Factual Background[]

Defendant Zippo Dot Com, a California corporation, operated a website and an Internet news service. Zippo Dot Com had obtained the exclusive rights to use the domain names, and on the Internet. Plaintiff, a well known tobacco lighter manufacturer, filed suit in Pennsylvania alleging trademark dilution, trademark infringement and false designation of origin under the Lanham Act. Defendant moved to dismiss for lack of personal jurisdiction.

Trial Court Proceedings[]

The court denied the motion, reasoning that although defendant's contacts with Pennsylvania occurred almost exclusively over the Internet, defendant had 3,000 paying subscribers in that state and had entered into agreements with seven Internet service providers in Pennsylvania to permit their subscribers access to defendants' news service. These contacts, the court concluded, were sufficient to pass the "purposeful availment" prong of the test, as the defendant freely chose to sell its services to Pennsylvania residents.


The opinion established a three prong test for determining whether a court has jurisdiction over a website. Under this test, websites are divided into three categories:

  1. Commercial websites which do a substantial volume of business over the Internet, and through which customers in any location can immediately engage in business with the website owner, definitely provide a basis for jurisdiction.[1]
  2. Passive websites, which merely provide information, will almost never provide sufficient minimum contacts for jurisdiction.

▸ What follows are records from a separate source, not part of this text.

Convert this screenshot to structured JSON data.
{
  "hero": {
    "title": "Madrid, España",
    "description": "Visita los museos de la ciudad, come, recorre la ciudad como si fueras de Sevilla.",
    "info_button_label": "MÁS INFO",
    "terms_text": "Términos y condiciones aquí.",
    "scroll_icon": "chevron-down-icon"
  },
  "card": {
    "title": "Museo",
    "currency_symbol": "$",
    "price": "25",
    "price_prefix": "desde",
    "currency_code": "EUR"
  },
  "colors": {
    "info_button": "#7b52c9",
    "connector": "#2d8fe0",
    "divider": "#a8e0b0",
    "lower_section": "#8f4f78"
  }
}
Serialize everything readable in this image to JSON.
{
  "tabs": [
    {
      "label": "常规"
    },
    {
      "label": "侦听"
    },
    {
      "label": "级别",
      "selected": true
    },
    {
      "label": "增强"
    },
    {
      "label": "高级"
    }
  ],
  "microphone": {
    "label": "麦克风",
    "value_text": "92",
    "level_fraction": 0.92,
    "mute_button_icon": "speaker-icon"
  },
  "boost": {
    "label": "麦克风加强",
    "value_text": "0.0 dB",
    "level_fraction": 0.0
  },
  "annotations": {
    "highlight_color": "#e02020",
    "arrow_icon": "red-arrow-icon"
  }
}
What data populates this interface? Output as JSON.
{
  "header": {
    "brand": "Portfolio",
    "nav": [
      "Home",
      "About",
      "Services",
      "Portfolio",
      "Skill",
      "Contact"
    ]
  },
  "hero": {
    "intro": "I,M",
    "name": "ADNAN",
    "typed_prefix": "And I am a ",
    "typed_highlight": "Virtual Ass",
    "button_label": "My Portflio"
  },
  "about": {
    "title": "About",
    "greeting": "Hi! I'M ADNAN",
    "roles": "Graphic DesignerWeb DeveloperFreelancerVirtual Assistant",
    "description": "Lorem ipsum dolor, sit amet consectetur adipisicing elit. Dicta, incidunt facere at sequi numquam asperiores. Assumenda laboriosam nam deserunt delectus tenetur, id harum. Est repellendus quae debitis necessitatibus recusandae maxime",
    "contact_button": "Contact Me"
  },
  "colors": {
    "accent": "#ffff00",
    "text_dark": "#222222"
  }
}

Such a website will only provide a basis for jurisdiction if there is an intentional tort such as defamation on the website, and if it is directed at the jurisdiction in question.[2]
  3. Interactive websites, which permit the exchange of information between the website owner and visitors, may be subject to jurisdiction, depending on the website's level of interactivity and commerciality, and the amount of contacts which the website owner has developed with the forum due to the availability of the website within the jurisdiction.[3]


  1. At one end of the spectrum are situations where a defendant clearly does business over the Internet. If the defendant enters into contracts with residents of a foreign jurisdiction that involve the knowing and repeated transmission of computer files over the Internet, personal jurisdiction is proper.

    Id. at 1124.

  2. At the opposite end are situations where a defendant has simply posted information on an Internet Web site which is accessible to users in foreign jurisdictions. A passive Web site that does little more than make information available to those who are interested in it is not grounds for the exercise [of] personal jurisdiction.


  3. The middle ground is occupied by interactive Web sites where a user can exchange information with the host computer. In these cases, the exercise of jurisdiction is determined by examining the level of interactivity and commercial nature of the exchange of information that occurs on the Web site.